Every game I played on the AW3423DW looked absolutely fantastic and thanks to that high refresh and response, were also buttery smooth. This is the way PC games are meant to be played. Nvidia GPU owners will be very thankful for the G-SYNC Ultimate support but I doubt AMD owners will have anything to complain about.
And now of course, the elephant in the room, the boogeyman all OLED owners fear — Burn-in. It’s been a long standing issue that OLED displays are susceptible to image retention when a particularly bright image, such as a HUD in games, remains imprinted in the panel. To be clear, modern OLED’s are far less susceptible to this sort of thing these days but it’s still a real risk, more so with computer use where certain elements like task bars remain on screen constantly.

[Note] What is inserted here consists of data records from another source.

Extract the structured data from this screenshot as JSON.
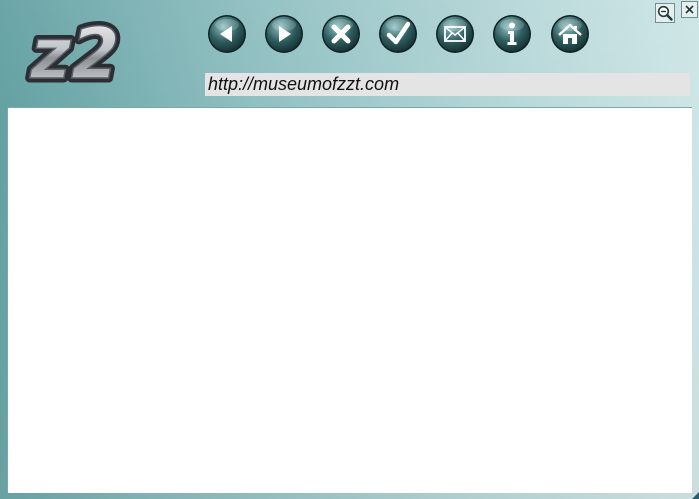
{
  "app": {
    "logo_text": "z2"
  },
  "toolbar": {
    "buttons": [
      {
        "id": "back",
        "icon": "arrow-left-icon"
      },
      {
        "id": "forward",
        "icon": "arrow-right-icon"
      },
      {
        "id": "stop",
        "icon": "x-icon"
      },
      {
        "id": "ok",
        "icon": "checkmark-icon"
      },
      {
        "id": "mail",
        "icon": "envelope-icon"
      },
      {
        "id": "info",
        "icon": "info-icon"
      },
      {
        "id": "home",
        "icon": "house-icon"
      }
    ]
  },
  "address": {
    "url": "http://museumofzzt.com"
  },
  "window_controls": {
    "zoom_icon": "magnifier-minus-icon",
    "close_icon": "close-icon"
  },
  "colors": {
    "background_start": "#5f9ea0",
    "background_end": "#d6eaea",
    "button_dark": "#1f4446",
    "button_light": "#7fb3b5",
    "url_bar_bg": "#e4e4e4",
    "content_bg": "#ffffff"
  }
}
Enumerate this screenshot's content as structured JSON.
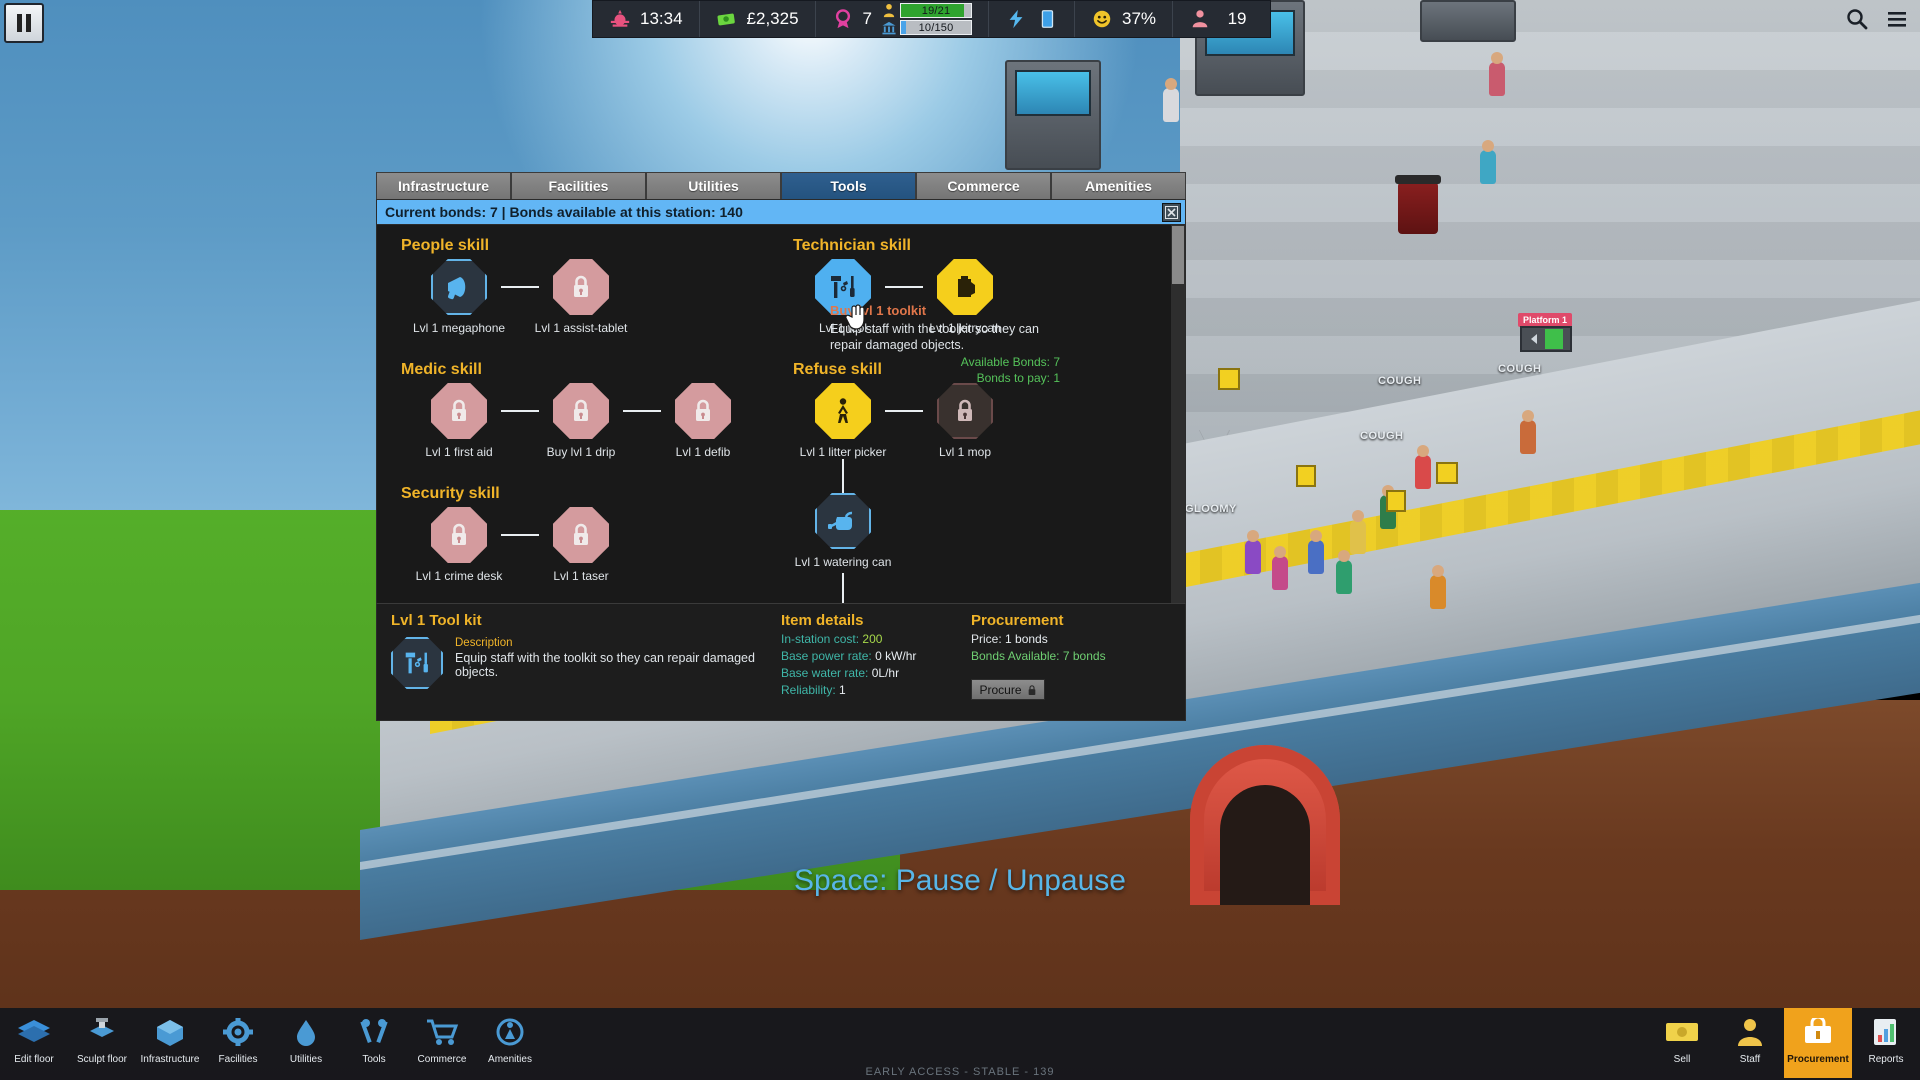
{
  "hud": {
    "pause_label": "pause-button",
    "clock": {
      "icon": "sunrise-icon",
      "value": "13:34"
    },
    "money": {
      "icon": "cash-icon",
      "value": "£2,325"
    },
    "award": {
      "icon": "rosette-icon",
      "value": "7"
    },
    "staff_bar": {
      "icon": "person-icon",
      "value": "19/21",
      "fill_pct": 90,
      "color": "#2fa32f"
    },
    "station_bar": {
      "icon": "station-icon",
      "value": "10/150",
      "fill_pct": 7,
      "color": "#4aa3e8"
    },
    "power": {
      "icon": "lightning-icon"
    },
    "water": {
      "icon": "water-tank-icon"
    },
    "happiness": {
      "icon": "smiley-icon",
      "value": "37%"
    },
    "passengers": {
      "icon": "passenger-icon",
      "value": "19"
    },
    "search_icon": "search-icon",
    "menu_icon": "hamburger-menu-icon"
  },
  "modal": {
    "tabs": [
      {
        "label": "Infrastructure",
        "active": false
      },
      {
        "label": "Facilities",
        "active": false
      },
      {
        "label": "Utilities",
        "active": false
      },
      {
        "label": "Tools",
        "active": true
      },
      {
        "label": "Commerce",
        "active": false
      },
      {
        "label": "Amenities",
        "active": false
      }
    ],
    "title": "Current bonds: 7 | Bonds available at this station: 140",
    "close_icon": "close-icon",
    "groups_left": [
      {
        "heading": "People skill",
        "nodes": [
          {
            "label": "Lvl 1 megaphone",
            "state": "owned",
            "icon": "megaphone-icon"
          },
          {
            "label": "Lvl 1 assist-tablet",
            "state": "locked",
            "icon": "lock-icon"
          }
        ]
      },
      {
        "heading": "Medic skill",
        "nodes": [
          {
            "label": "Lvl 1 first aid",
            "state": "locked",
            "icon": "lock-icon"
          },
          {
            "label": "Buy lvl 1 drip",
            "state": "locked",
            "icon": "lock-icon"
          },
          {
            "label": "Lvl 1 defib",
            "state": "locked",
            "icon": "lock-icon"
          }
        ]
      },
      {
        "heading": "Security skill",
        "nodes": [
          {
            "label": "Lvl 1 crime desk",
            "state": "locked",
            "icon": "lock-icon"
          },
          {
            "label": "Lvl 1 taser",
            "state": "locked",
            "icon": "lock-icon"
          }
        ]
      }
    ],
    "groups_right": [
      {
        "heading": "Technician skill",
        "nodes": [
          {
            "label": "Lvl 1 tool",
            "state": "avail",
            "icon": "toolkit-icon"
          },
          {
            "label": "Lvl 1 jerrycan",
            "state": "yellow",
            "icon": "jerrycan-icon"
          }
        ]
      },
      {
        "heading": "Refuse skill",
        "nodes": [
          {
            "label": "Lvl 1 litter picker",
            "state": "yellow",
            "icon": "litter-picker-icon"
          },
          {
            "label": "Lvl 1 mop",
            "state": "dark",
            "icon": "lock-icon"
          }
        ],
        "child": {
          "label": "Lvl 1 watering can",
          "state": "owned",
          "icon": "watering-can-icon"
        }
      }
    ],
    "tooltip": {
      "title": "Buy lvl 1 toolkit",
      "description": "Equip staff with the toolkit so they can repair damaged objects.",
      "available_bonds_label": "Available Bonds:",
      "available_bonds_value": "7",
      "bonds_to_pay_label": "Bonds to pay:",
      "bonds_to_pay_value": "1"
    },
    "footer": {
      "item_name": "Lvl 1 Tool kit",
      "item_icon": "toolkit-icon",
      "description_label": "Description",
      "description_text": "Equip staff with the toolkit so they can repair damaged objects.",
      "details_title": "Item details",
      "details": [
        {
          "label": "In-station cost:",
          "value": "200",
          "value_style": "green"
        },
        {
          "label": "Base power rate:",
          "value": "0 kW/hr",
          "value_style": "white"
        },
        {
          "label": "Base water rate:",
          "value": "0L/hr",
          "value_style": "white"
        },
        {
          "label": "Reliability:",
          "value": "1",
          "value_style": "white"
        }
      ],
      "procurement_title": "Procurement",
      "price_label": "Price:",
      "price_value": "1 bonds",
      "bonds_label": "Bonds Available:",
      "bonds_value": "7 bonds",
      "procure_button": "Procure",
      "procure_icon": "lock-icon"
    }
  },
  "world": {
    "hint": "Space: Pause / Unpause",
    "version": "EARLY ACCESS - STABLE - 139",
    "platform_sign": "Platform 1",
    "bubbles": [
      "COUGH",
      "COUGH",
      "COUGH",
      "GLOOMY"
    ]
  },
  "toolbar": {
    "items": [
      {
        "label": "Edit floor",
        "icon": "edit-floor-icon",
        "active": false
      },
      {
        "label": "Sculpt floor",
        "icon": "sculpt-floor-icon",
        "active": false
      },
      {
        "label": "Infrastructure",
        "icon": "infrastructure-icon",
        "active": false
      },
      {
        "label": "Facilities",
        "icon": "facilities-icon",
        "active": false
      },
      {
        "label": "Utilities",
        "icon": "utilities-icon",
        "active": false
      },
      {
        "label": "Tools",
        "icon": "tools-icon",
        "active": false
      },
      {
        "label": "Commerce",
        "icon": "commerce-icon",
        "active": false
      },
      {
        "label": "Amenities",
        "icon": "amenities-icon",
        "active": false
      }
    ],
    "right_items": [
      {
        "label": "Sell",
        "icon": "sell-icon",
        "active": false
      },
      {
        "label": "Staff",
        "icon": "staff-icon",
        "active": false
      },
      {
        "label": "Procurement",
        "icon": "procurement-icon",
        "active": true
      },
      {
        "label": "Reports",
        "icon": "reports-icon",
        "active": false
      }
    ]
  },
  "colors": {
    "accent": "#f0b429",
    "tooltip_title": "#e0764a",
    "title_bar": "#62b6f5",
    "green": "#a6d84a",
    "teal": "#3fb6a8"
  }
}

In the case of the AW3423DW, I never experienced even the slightest bit of retention even after several incidents where I left the monitor on a bright Windows Login screen through the nights. Alienware is so confident in their new panel that they even offer 3-year service coverage to give you peace of mind. Additionally, the AW3423DW has two unique features built in to prevent burn-in; Pixel-shift and pixel-refresh.
Pixel shift, as the name suggests, shifts all of the screens pixels in a direction every few minutes to prevent any one pixel burning in. Pixel refresh is a longer, more thorough process that can take up to 10min though you can choose to have it run the next time the monitor goes into stand-by.
To be safe though, I wouldn’t recommend running the monitor in HDR 1000 mode non-stop; instead only activating it when you need it. Ultimately, only a much longer term of use than this review period provided can determine how well the panel holds up. but I am fully confident that Alienware has this one nailed down pat.
I cannot overstate how good the Alienware AW3423DW QD-OLED gaming monitor is. Even more impressive is that this is the company’s first attempt with the new display tech and I can only imagine how much better subsequent models will be. There’s literally nothing to fault this monitor on from a PC gaming and productivity perspective.
Console players will not get the best experience because of the lack of HDMI 2.1, let alone console support for 21:9 aspect ratio. The only thing that could make this monitor even better is possibly a KVM switch. As I send this monitor back to Alienware, I am left dejected. How could any non-QD-OLED gaming monitor compete? Sure, we are seeing more Mini-LED monitors coming to market but while those get absurdly bright, they can’t match the responsiveness and contrast of OLED.
Alienware has set the bar so high I honestly don’t know where they can go from here. The AW3423DW is the epitome of everything Alienware stands for and this is a monitor that all monitors will be trying to beat.